(Records drawn from a dataset)
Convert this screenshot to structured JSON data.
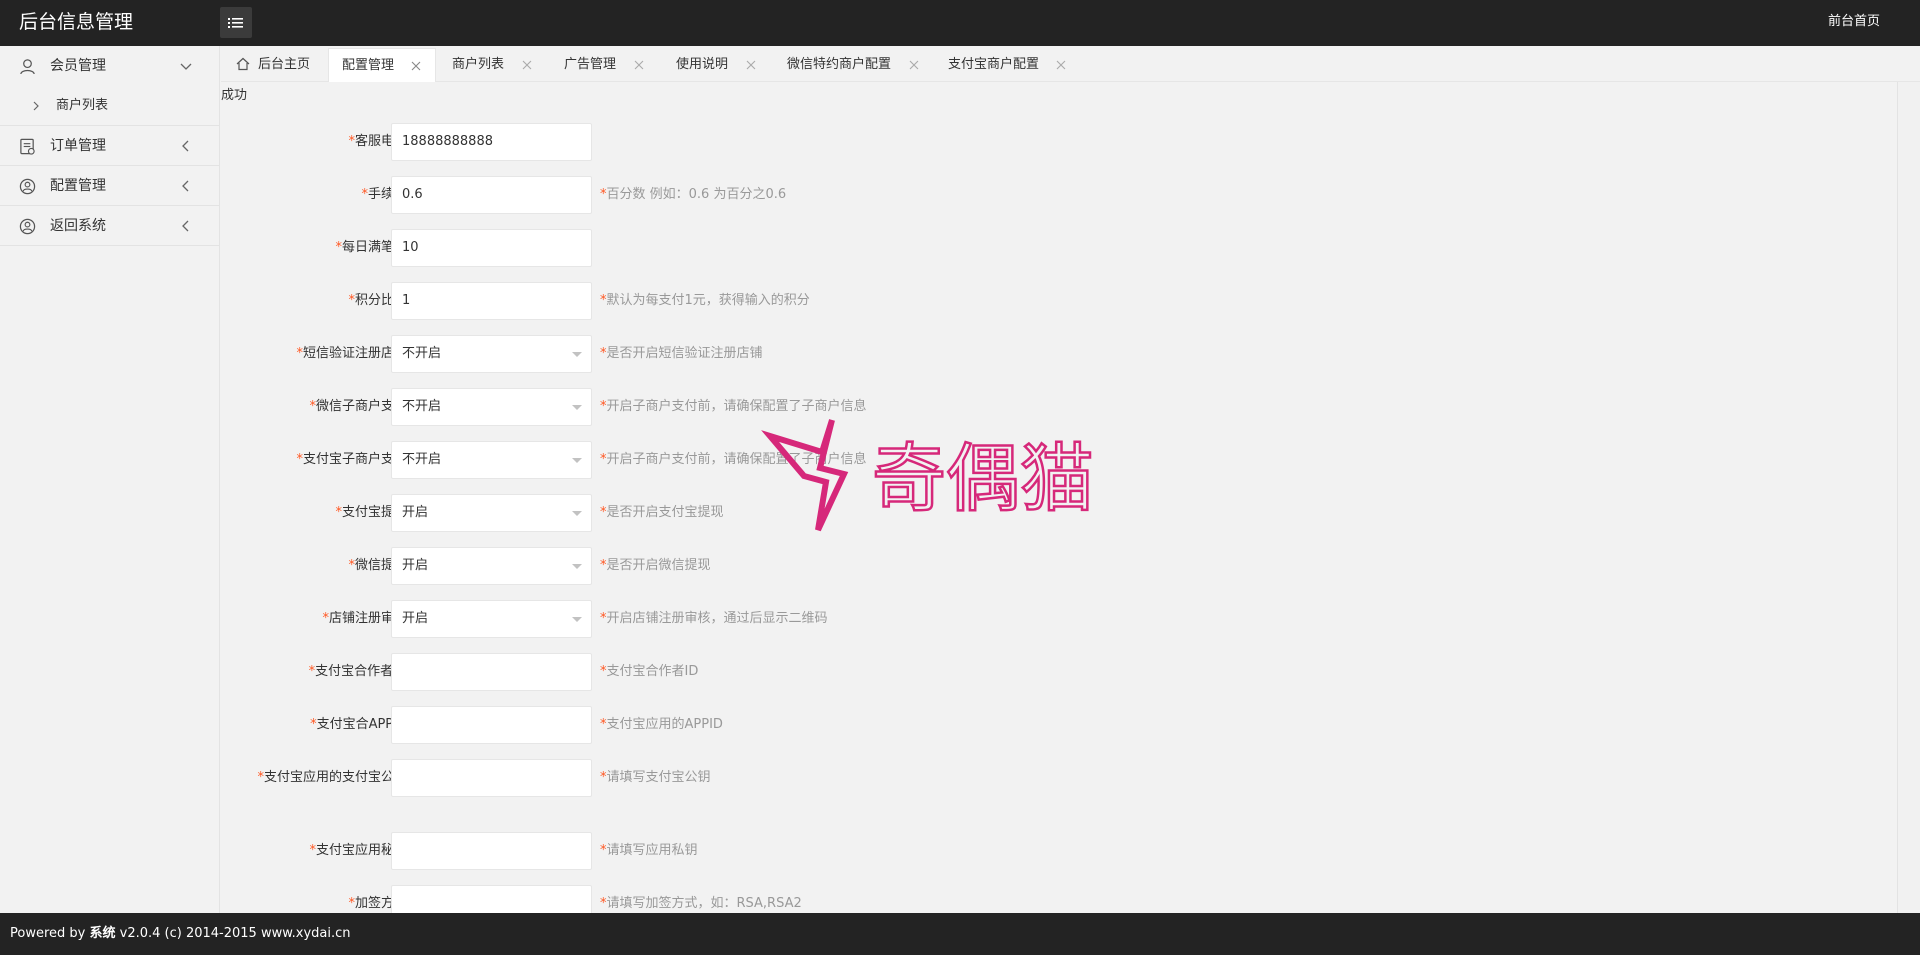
{
  "header": {
    "brand": "后台信息管理",
    "menu_toggle_icon": "list-icon",
    "front_link": "前台首页"
  },
  "sidebar": {
    "items": [
      {
        "label": "会员管理",
        "icon": "user-icon",
        "state": "expanded"
      },
      {
        "label": "商户列表",
        "icon": "chevron-right-icon",
        "state": "sub"
      },
      {
        "label": "订单管理",
        "icon": "order-icon",
        "state": "collapsed"
      },
      {
        "label": "配置管理",
        "icon": "settings-icon",
        "state": "collapsed"
      },
      {
        "label": "返回系统",
        "icon": "return-icon",
        "state": "collapsed"
      }
    ]
  },
  "tabs": [
    {
      "label": "后台主页",
      "closable": false,
      "icon": "home-icon"
    },
    {
      "label": "配置管理",
      "closable": true,
      "active": true
    },
    {
      "label": "商户列表",
      "closable": true
    },
    {
      "label": "广告管理",
      "closable": true
    },
    {
      "label": "使用说明",
      "closable": true
    },
    {
      "label": "微信特约商户配置",
      "closable": true
    },
    {
      "label": "支付宝商户配置",
      "closable": true
    }
  ],
  "content": {
    "status": "成功",
    "required_mark": "*",
    "fields": [
      {
        "label": "客服电话",
        "type": "input",
        "value": "18888888888",
        "tip": ""
      },
      {
        "label": "手续费",
        "type": "input",
        "value": "0.6",
        "tip": "百分数 例如：0.6 为百分之0.6"
      },
      {
        "label": "每日满笔数",
        "type": "input",
        "value": "10",
        "tip": ""
      },
      {
        "label": "积分比列",
        "type": "input",
        "value": "1",
        "tip": "默认为每支付1元，获得输入的积分"
      },
      {
        "label": "短信验证注册店铺",
        "type": "select",
        "value": "不开启",
        "tip": "是否开启短信验证注册店铺"
      },
      {
        "label": "微信子商户支付",
        "type": "select",
        "value": "不开启",
        "tip": "开启子商户支付前，请确保配置了子商户信息"
      },
      {
        "label": "支付宝子商户支付",
        "type": "select",
        "value": "不开启",
        "tip": "开启子商户支付前，请确保配置了子商户信息"
      },
      {
        "label": "支付宝提现",
        "type": "select",
        "value": "开启",
        "tip": "是否开启支付宝提现"
      },
      {
        "label": "微信提现",
        "type": "select",
        "value": "开启",
        "tip": "是否开启微信提现"
      },
      {
        "label": "店铺注册审核",
        "type": "select",
        "value": "开启",
        "tip": "开启店铺注册审核，通过后显示二维码"
      },
      {
        "label": "支付宝合作者ID",
        "type": "input",
        "value": "",
        "tip": "支付宝合作者ID"
      },
      {
        "label": "支付宝合APPID",
        "type": "input",
        "value": "",
        "tip": "支付宝应用的APPID"
      },
      {
        "label": "支付宝应用的支付宝公钥",
        "type": "input",
        "value": "",
        "tip": "请填写支付宝公钥"
      },
      {
        "label": "支付宝应用秘钥",
        "type": "input",
        "value": "",
        "tip": "请填写应用私钥"
      },
      {
        "label": "加签方式",
        "type": "input",
        "value": "",
        "tip": "请填写加签方式，如：RSA,RSA2"
      }
    ]
  },
  "watermark": {
    "text": "奇偶猫",
    "icon": "lightning-logo-icon",
    "color": "#d6287a"
  },
  "footer": {
    "prefix": "Powered by ",
    "system": "系统",
    "suffix": " v2.0.4 (c) 2014-2015 www.xydai.cn"
  },
  "colors": {
    "header_bg": "#232323",
    "required": "#ff5722",
    "page_bg": "#f2f2f2"
  }
}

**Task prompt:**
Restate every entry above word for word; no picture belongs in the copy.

**Answer space:**
Convert this screenshot to structured JSON data.
{
  "header": {
    "brand": "后台信息管理",
    "menu_toggle_icon": "list-icon",
    "front_link": "前台首页"
  },
  "sidebar": {
    "items": [
      {
        "label": "会员管理",
        "icon": "user-icon",
        "state": "expanded"
      },
      {
        "label": "商户列表",
        "icon": "chevron-right-icon",
        "state": "sub"
      },
      {
        "label": "订单管理",
        "icon": "order-icon",
        "state": "collapsed"
      },
      {
        "label": "配置管理",
        "icon": "settings-icon",
        "state": "collapsed"
      },
      {
        "label": "返回系统",
        "icon": "return-icon",
        "state": "collapsed"
      }
    ]
  },
  "tabs": [
    {
      "label": "后台主页",
      "closable": false,
      "icon": "home-icon"
    },
    {
      "label": "配置管理",
      "closable": true,
      "active": true
    },
    {
      "label": "商户列表",
      "closable": true
    },
    {
      "label": "广告管理",
      "closable": true
    },
    {
      "label": "使用说明",
      "closable": true
    },
    {
      "label": "微信特约商户配置",
      "closable": true
    },
    {
      "label": "支付宝商户配置",
      "closable": true
    }
  ],
  "content": {
    "status": "成功",
    "required_mark": "*",
    "fields": [
      {
        "label": "客服电话",
        "type": "input",
        "value": "18888888888",
        "tip": ""
      },
      {
        "label": "手续费",
        "type": "input",
        "value": "0.6",
        "tip": "百分数 例如：0.6 为百分之0.6"
      },
      {
        "label": "每日满笔数",
        "type": "input",
        "value": "10",
        "tip": ""
      },
      {
        "label": "积分比列",
        "type": "input",
        "value": "1",
        "tip": "默认为每支付1元，获得输入的积分"
      },
      {
        "label": "短信验证注册店铺",
        "type": "select",
        "value": "不开启",
        "tip": "是否开启短信验证注册店铺"
      },
      {
        "label": "微信子商户支付",
        "type": "select",
        "value": "不开启",
        "tip": "开启子商户支付前，请确保配置了子商户信息"
      },
      {
        "label": "支付宝子商户支付",
        "type": "select",
        "value": "不开启",
        "tip": "开启子商户支付前，请确保配置了子商户信息"
      },
      {
        "label": "支付宝提现",
        "type": "select",
        "value": "开启",
        "tip": "是否开启支付宝提现"
      },
      {
        "label": "微信提现",
        "type": "select",
        "value": "开启",
        "tip": "是否开启微信提现"
      },
      {
        "label": "店铺注册审核",
        "type": "select",
        "value": "开启",
        "tip": "开启店铺注册审核，通过后显示二维码"
      },
      {
        "label": "支付宝合作者ID",
        "type": "input",
        "value": "",
        "tip": "支付宝合作者ID"
      },
      {
        "label": "支付宝合APPID",
        "type": "input",
        "value": "",
        "tip": "支付宝应用的APPID"
      },
      {
        "label": "支付宝应用的支付宝公钥",
        "type": "input",
        "value": "",
        "tip": "请填写支付宝公钥"
      },
      {
        "label": "支付宝应用秘钥",
        "type": "input",
        "value": "",
        "tip": "请填写应用私钥"
      },
      {
        "label": "加签方式",
        "type": "input",
        "value": "",
        "tip": "请填写加签方式，如：RSA,RSA2"
      }
    ]
  },
  "watermark": {
    "text": "奇偶猫",
    "icon": "lightning-logo-icon",
    "color": "#d6287a"
  },
  "footer": {
    "prefix": "Powered by ",
    "system": "系统",
    "suffix": " v2.0.4 (c) 2014-2015 www.xydai.cn"
  },
  "colors": {
    "header_bg": "#232323",
    "required": "#ff5722",
    "page_bg": "#f2f2f2"
  }
}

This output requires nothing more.